* [Work request] Out of the entries that follow, copy each line containing "progressbar".

(Excerpts from an interface dataset)

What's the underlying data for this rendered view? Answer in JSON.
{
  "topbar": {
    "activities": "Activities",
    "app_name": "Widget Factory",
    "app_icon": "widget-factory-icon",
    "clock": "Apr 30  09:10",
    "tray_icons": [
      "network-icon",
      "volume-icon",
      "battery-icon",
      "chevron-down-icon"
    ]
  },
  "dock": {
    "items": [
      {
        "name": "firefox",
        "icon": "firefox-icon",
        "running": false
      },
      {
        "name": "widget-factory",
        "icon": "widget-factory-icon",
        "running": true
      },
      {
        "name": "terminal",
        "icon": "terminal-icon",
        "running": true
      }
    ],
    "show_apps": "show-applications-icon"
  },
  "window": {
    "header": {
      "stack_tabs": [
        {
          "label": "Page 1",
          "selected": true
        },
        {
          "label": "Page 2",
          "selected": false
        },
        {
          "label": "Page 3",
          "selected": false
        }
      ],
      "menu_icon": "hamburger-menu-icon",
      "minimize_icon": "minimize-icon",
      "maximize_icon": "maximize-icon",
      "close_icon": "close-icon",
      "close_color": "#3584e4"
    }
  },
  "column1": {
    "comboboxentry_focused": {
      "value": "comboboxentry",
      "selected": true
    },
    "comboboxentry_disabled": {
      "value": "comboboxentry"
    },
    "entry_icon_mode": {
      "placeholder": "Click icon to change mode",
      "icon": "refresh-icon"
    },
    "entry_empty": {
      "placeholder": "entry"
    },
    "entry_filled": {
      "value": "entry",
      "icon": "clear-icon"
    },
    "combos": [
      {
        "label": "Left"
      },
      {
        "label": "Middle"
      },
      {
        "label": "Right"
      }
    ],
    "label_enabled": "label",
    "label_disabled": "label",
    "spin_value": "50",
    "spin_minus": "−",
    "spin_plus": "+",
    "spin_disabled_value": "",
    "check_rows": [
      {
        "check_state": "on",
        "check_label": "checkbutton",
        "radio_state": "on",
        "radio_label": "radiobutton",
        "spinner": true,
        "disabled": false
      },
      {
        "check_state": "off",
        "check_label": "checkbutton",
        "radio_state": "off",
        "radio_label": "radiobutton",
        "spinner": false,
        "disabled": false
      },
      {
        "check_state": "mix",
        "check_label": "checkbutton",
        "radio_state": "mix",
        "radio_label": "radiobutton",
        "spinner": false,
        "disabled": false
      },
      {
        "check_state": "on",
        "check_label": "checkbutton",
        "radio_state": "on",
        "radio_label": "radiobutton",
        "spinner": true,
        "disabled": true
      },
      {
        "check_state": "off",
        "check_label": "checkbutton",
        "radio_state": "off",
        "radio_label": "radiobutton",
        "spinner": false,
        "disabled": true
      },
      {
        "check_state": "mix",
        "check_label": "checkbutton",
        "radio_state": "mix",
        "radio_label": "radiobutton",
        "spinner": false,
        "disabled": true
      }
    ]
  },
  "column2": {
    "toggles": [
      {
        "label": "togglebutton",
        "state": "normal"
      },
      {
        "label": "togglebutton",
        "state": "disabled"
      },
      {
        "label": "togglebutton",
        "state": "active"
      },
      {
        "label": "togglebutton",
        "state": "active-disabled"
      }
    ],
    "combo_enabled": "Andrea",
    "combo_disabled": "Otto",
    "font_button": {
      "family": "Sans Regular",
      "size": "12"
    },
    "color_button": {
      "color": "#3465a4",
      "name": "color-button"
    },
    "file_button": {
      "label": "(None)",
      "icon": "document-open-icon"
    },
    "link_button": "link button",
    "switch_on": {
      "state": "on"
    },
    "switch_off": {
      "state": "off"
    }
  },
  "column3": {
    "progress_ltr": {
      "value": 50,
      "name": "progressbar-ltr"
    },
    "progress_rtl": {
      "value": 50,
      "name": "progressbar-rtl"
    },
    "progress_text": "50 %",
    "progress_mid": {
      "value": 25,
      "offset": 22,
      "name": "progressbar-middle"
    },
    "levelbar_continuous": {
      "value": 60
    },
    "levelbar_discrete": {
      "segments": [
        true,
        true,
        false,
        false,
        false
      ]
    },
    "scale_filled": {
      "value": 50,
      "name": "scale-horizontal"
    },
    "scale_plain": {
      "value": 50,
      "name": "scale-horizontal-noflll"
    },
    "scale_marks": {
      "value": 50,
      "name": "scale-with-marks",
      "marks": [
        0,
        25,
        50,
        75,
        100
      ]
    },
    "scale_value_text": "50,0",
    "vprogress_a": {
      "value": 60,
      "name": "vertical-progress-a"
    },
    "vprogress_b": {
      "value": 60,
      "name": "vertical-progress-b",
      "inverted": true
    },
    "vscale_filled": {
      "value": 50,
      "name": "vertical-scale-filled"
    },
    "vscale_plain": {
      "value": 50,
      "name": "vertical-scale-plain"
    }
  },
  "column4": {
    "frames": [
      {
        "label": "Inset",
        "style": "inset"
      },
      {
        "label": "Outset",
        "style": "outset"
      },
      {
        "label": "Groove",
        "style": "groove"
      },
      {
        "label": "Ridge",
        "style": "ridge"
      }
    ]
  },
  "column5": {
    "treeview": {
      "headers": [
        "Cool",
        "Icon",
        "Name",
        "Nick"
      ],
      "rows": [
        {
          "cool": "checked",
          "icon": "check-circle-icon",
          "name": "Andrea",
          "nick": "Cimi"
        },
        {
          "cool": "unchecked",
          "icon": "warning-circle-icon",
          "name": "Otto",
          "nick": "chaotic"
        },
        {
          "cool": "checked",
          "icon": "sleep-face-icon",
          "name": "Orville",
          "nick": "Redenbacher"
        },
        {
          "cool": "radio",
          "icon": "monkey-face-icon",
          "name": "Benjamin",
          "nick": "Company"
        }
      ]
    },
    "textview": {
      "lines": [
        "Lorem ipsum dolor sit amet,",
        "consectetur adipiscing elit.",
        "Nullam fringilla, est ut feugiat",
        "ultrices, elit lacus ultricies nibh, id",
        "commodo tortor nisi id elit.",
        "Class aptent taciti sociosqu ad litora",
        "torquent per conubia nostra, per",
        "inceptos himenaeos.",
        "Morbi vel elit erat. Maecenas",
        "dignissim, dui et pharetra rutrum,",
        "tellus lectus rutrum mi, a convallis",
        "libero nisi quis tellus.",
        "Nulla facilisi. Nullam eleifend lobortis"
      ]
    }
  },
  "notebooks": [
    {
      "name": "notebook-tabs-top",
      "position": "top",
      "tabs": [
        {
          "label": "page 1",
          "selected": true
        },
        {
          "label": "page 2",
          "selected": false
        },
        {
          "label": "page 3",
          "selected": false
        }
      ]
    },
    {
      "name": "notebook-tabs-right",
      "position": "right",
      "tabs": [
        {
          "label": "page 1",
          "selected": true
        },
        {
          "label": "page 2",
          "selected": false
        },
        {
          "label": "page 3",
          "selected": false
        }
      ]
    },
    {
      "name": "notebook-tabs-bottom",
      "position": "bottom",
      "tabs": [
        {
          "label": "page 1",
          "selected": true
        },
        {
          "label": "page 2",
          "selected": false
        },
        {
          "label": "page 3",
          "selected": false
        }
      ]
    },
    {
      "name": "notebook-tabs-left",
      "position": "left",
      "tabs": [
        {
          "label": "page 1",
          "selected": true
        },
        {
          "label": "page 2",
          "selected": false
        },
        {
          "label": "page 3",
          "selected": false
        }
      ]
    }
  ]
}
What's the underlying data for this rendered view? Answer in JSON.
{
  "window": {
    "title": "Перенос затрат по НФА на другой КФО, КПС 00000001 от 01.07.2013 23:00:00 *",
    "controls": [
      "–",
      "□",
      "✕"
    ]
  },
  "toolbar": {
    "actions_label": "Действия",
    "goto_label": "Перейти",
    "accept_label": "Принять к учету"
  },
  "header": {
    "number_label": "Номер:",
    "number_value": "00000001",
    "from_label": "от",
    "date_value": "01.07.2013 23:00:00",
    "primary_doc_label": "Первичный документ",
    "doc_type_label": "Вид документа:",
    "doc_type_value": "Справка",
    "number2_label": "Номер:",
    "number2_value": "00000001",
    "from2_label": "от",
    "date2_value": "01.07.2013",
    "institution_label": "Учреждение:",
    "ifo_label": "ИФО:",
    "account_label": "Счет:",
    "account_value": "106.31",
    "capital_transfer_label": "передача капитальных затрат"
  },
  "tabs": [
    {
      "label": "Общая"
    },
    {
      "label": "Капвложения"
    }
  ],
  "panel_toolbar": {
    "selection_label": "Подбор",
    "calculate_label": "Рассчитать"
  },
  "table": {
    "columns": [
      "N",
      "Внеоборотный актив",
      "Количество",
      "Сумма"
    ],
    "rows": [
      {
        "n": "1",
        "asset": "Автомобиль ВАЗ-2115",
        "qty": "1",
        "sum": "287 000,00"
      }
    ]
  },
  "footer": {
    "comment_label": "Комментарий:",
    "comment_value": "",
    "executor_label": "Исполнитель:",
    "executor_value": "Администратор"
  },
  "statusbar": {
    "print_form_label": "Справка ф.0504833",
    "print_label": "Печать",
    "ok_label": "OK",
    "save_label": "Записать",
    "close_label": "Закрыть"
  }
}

* [Output for this exercise]
      "name": "progressbar-ltr"
      "name": "progressbar-rtl"
      "name": "progressbar-middle"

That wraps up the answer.